> _Your objective_: Set down each entry exactly; omit images.

> _Data provided_:
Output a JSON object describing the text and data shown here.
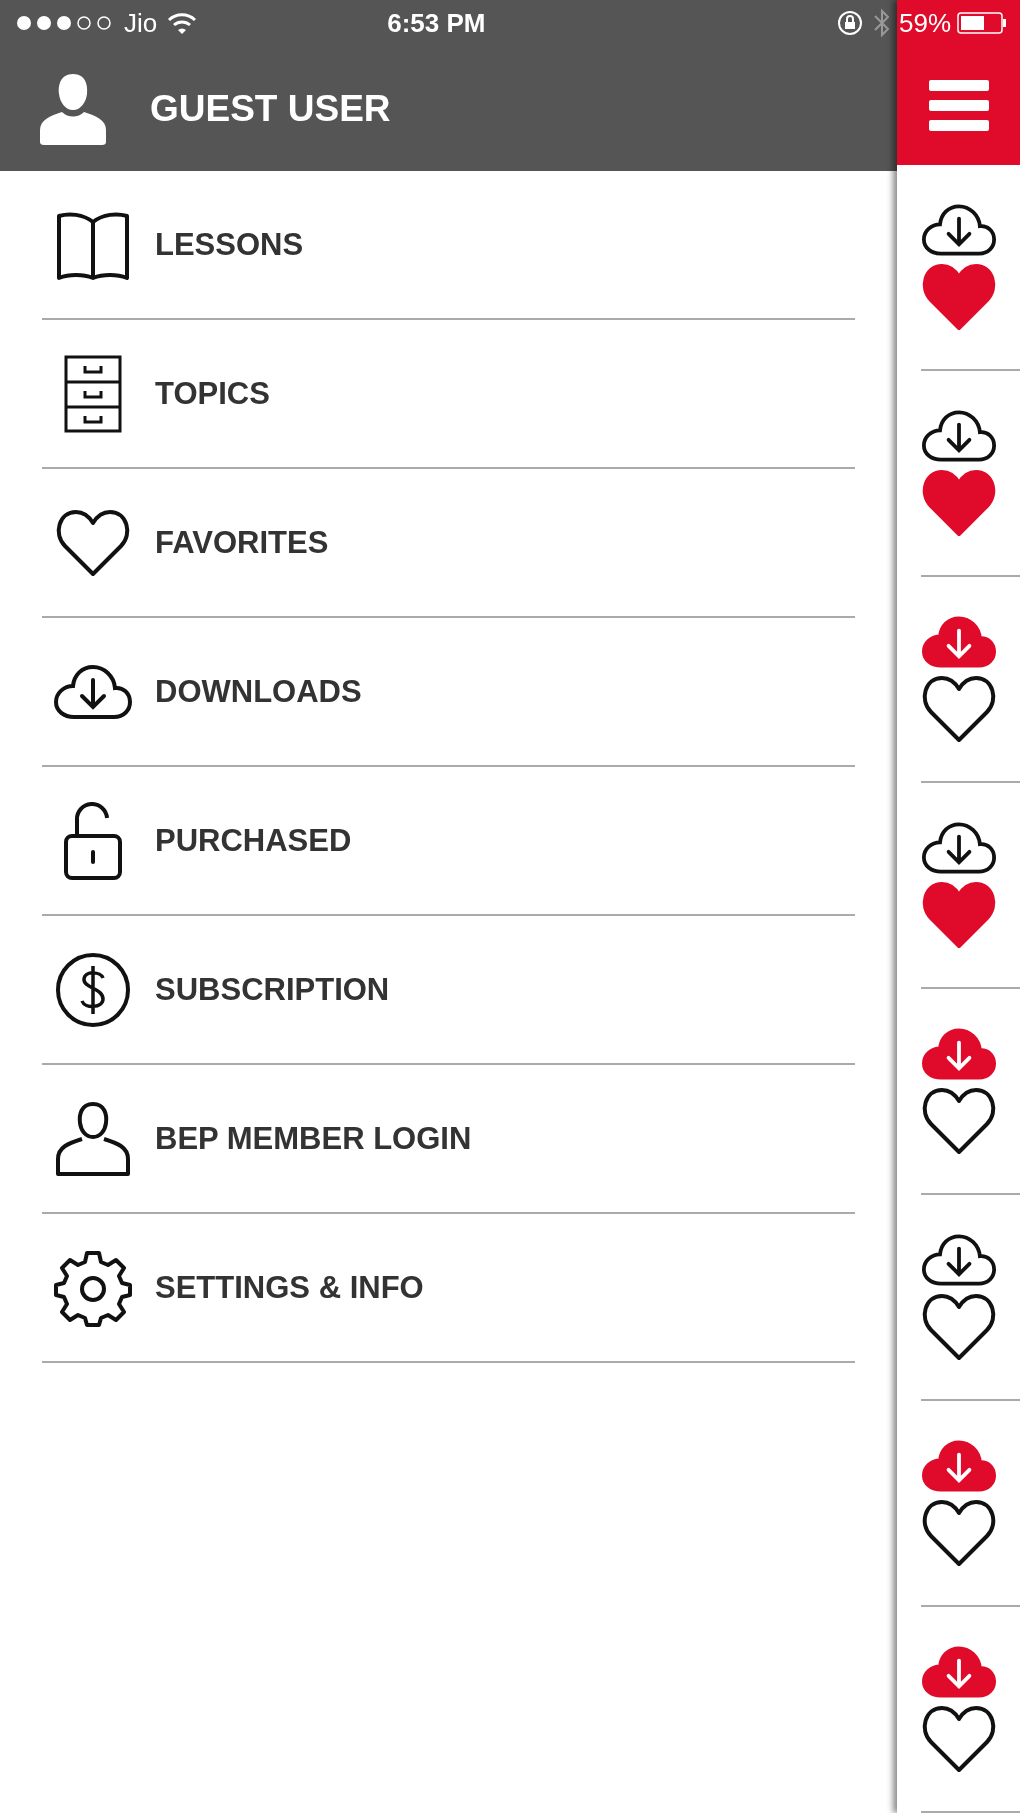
{
  "status_bar": {
    "carrier": "Jio",
    "time": "6:53 PM",
    "battery": "59%"
  },
  "header": {
    "title": "GUEST USER"
  },
  "menu": [
    {
      "kind": "book",
      "label": "LESSONS"
    },
    {
      "kind": "drawers",
      "label": "TOPICS"
    },
    {
      "kind": "heart",
      "label": "FAVORITES"
    },
    {
      "kind": "cloud",
      "label": "DOWNLOADS"
    },
    {
      "kind": "lock",
      "label": "PURCHASED"
    },
    {
      "kind": "dollar",
      "label": "SUBSCRIPTION"
    },
    {
      "kind": "person",
      "label": "BEP MEMBER LOGIN"
    },
    {
      "kind": "gear",
      "label": "SETTINGS & INFO"
    }
  ],
  "lesson_list": [
    {
      "downloaded": false,
      "favorite": true
    },
    {
      "downloaded": false,
      "favorite": true
    },
    {
      "downloaded": true,
      "favorite": false
    },
    {
      "downloaded": false,
      "favorite": true
    },
    {
      "downloaded": true,
      "favorite": false
    },
    {
      "downloaded": false,
      "favorite": false
    },
    {
      "downloaded": true,
      "favorite": false
    },
    {
      "downloaded": true,
      "favorite": false
    }
  ]
}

> _Reply_:
Output a JSON object describing the text and data shown here.
{
  "status_bar": {
    "carrier": "Jio",
    "time": "6:53 PM",
    "battery": "59%"
  },
  "header": {
    "title": "GUEST USER"
  },
  "menu": [
    {
      "kind": "book",
      "label": "LESSONS"
    },
    {
      "kind": "drawers",
      "label": "TOPICS"
    },
    {
      "kind": "heart",
      "label": "FAVORITES"
    },
    {
      "kind": "cloud",
      "label": "DOWNLOADS"
    },
    {
      "kind": "lock",
      "label": "PURCHASED"
    },
    {
      "kind": "dollar",
      "label": "SUBSCRIPTION"
    },
    {
      "kind": "person",
      "label": "BEP MEMBER LOGIN"
    },
    {
      "kind": "gear",
      "label": "SETTINGS & INFO"
    }
  ],
  "lesson_list": [
    {
      "downloaded": false,
      "favorite": true
    },
    {
      "downloaded": false,
      "favorite": true
    },
    {
      "downloaded": true,
      "favorite": false
    },
    {
      "downloaded": false,
      "favorite": true
    },
    {
      "downloaded": true,
      "favorite": false
    },
    {
      "downloaded": false,
      "favorite": false
    },
    {
      "downloaded": true,
      "favorite": false
    },
    {
      "downloaded": true,
      "favorite": false
    }
  ]
}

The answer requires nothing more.